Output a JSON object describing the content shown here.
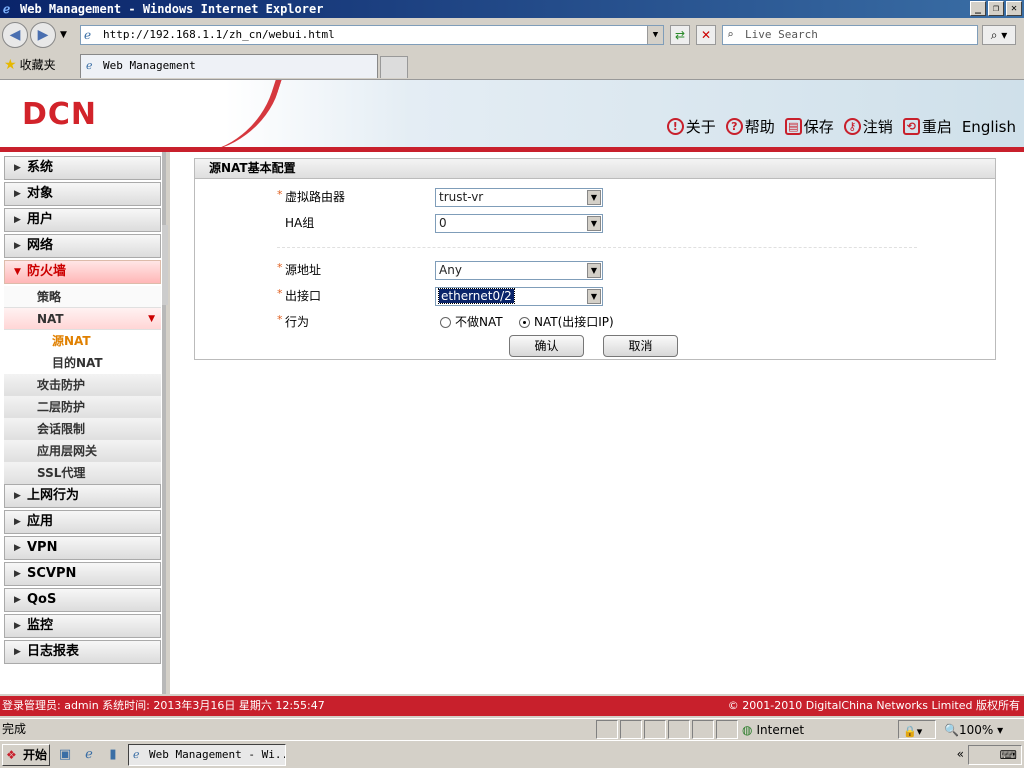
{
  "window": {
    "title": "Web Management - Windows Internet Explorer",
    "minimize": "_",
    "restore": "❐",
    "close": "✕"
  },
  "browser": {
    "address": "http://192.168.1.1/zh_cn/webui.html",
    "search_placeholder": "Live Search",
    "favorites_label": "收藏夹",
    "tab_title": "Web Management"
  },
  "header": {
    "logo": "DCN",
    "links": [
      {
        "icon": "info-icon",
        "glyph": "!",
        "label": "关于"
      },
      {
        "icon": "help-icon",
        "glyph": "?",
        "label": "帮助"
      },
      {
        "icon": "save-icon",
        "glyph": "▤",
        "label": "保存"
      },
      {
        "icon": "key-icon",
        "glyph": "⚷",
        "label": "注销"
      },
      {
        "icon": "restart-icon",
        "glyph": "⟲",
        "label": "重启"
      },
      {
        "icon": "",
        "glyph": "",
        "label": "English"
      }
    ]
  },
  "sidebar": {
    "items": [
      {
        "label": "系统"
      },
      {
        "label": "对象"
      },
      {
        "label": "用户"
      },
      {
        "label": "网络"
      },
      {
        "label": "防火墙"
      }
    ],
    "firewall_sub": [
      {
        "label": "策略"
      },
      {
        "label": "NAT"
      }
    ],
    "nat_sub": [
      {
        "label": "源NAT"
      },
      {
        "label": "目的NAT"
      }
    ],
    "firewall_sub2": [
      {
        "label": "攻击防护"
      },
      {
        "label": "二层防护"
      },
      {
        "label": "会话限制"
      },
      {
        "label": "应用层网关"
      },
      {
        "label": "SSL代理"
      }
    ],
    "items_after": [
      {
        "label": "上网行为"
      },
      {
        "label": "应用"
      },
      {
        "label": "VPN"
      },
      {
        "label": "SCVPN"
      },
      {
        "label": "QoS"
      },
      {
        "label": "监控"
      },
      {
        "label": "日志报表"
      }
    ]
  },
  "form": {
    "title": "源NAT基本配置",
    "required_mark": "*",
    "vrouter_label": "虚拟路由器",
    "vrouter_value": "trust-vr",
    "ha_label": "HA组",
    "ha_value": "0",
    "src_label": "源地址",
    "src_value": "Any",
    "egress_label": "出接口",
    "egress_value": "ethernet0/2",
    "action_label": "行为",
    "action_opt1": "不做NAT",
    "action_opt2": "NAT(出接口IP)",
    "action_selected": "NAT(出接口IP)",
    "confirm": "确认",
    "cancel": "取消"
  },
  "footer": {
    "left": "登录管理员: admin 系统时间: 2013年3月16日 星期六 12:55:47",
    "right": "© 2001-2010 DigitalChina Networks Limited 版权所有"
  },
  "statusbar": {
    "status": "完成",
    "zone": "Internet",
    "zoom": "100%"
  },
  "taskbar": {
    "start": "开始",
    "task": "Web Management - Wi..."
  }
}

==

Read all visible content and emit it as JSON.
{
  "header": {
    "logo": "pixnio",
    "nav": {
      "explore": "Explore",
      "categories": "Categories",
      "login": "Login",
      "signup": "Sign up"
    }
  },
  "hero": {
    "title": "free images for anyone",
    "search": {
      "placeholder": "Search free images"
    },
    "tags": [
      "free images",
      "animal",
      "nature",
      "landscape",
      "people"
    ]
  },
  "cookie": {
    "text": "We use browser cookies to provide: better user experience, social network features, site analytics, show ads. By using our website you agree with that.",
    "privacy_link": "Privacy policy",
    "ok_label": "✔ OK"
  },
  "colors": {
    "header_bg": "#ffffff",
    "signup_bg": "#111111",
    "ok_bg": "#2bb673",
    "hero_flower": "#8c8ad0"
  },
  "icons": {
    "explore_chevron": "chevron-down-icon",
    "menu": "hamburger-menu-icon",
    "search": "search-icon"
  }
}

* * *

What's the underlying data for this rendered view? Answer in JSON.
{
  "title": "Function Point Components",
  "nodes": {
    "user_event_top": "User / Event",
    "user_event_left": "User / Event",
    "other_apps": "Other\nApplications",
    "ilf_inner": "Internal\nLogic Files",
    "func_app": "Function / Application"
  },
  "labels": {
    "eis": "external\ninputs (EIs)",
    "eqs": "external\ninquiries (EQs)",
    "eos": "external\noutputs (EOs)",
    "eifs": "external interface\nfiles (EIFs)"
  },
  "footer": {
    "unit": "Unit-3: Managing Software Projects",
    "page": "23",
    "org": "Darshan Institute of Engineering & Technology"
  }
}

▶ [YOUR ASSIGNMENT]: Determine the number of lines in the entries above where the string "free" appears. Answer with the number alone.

▶ [EXERCISE RESULT]: 3